scoffed at the notion. He said he was not as valuable
in British eyes as we seemed to think. Lucas was a very
decent man and could even see our point of view. He said
to me once that if he were an Irishman he would be in the
I.R.A. He was a very keen card player, very fond of
bridge, and we, of course, tried to make everything as
pleasant as we could for him. He was a bit of a nuisance
while he was around, our attention being concentrated on looking after him. 
He held up the whole place. Nobody
could do anything while he was with us. We did, of course,
what North cork did - passed him along to somebody else.
We got in touch with Glare and suggested that it was
getting too dangerous to keep him in East Limerick. There
had been raids here and there. We took him across to
Glare side in a boat and handed him over there to Mick.
Brennan and company. We remained for some time in
dare with Lucas.
I was wounded. in Glare actually that time. I ran
into a military patrol. This was the time that Lucas
was down there, it was after we had handed him over to
Brennan. We were just coming along the road and we saw
this lorry coming. We took to the fields, and a lucky
shot got me in the thigh. It was not very serious.
I was taken into hospital at Limerick afterwards.
Lucas was kept in Clare for a while. Then he was
transferred to mid-Limerick and he escaped from the
mid-Limerick fellows. The Mid-Limerick fellows were
trying to palm him back to us and we did not want to
have him. He escaped from these fellows, that is,
Dick Connell, and the suggestion is anyway that his
escape was connived at by his guards. I would not be
one bit surprised if that was so, because they were all
sick of him. He was a nice fellow and everyone liked
him. We would have been very sorry if he should become
a subject for execution, as a retaliation or anything
like that, while on the other hand keeping him in
custody imposed a burden on whatever unit held him at
the time.
Lucas was actually nearly being killed after
escaping. There was an ambush in Oola, or somewhere
down there, on the day he escaped. He got in touch with
some military lorry, halted the military lorry, and the
lorry was later ambushed by Seán Treacy and that crowd,
I think, in Oola, in ignorance of the fact that Lucas
was on the lorry.
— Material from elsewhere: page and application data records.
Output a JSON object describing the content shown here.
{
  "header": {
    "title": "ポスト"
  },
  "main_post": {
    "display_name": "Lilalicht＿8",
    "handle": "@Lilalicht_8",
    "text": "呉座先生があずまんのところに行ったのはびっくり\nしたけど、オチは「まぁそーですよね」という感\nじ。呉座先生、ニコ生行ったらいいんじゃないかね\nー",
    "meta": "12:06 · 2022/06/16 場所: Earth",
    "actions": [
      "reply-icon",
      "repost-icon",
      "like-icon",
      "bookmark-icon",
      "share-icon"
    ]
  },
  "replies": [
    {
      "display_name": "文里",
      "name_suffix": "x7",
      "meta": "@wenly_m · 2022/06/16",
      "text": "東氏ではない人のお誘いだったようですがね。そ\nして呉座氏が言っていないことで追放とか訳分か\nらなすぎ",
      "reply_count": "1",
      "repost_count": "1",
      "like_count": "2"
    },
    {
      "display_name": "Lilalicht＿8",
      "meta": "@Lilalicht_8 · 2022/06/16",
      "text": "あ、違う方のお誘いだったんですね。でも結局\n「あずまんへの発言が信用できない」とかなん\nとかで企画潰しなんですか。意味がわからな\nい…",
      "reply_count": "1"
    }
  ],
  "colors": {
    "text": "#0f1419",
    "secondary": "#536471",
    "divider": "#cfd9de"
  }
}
Lucas and the British party thought
it was wonderful Intelligence organisation on our part
to have discovered his whereabouts so quickly following
his escape.
Signed Tomas O Maolleoin (Sean Forde)


  1. Marvellous report and wonderful history

  2. Great report . Great to read and keep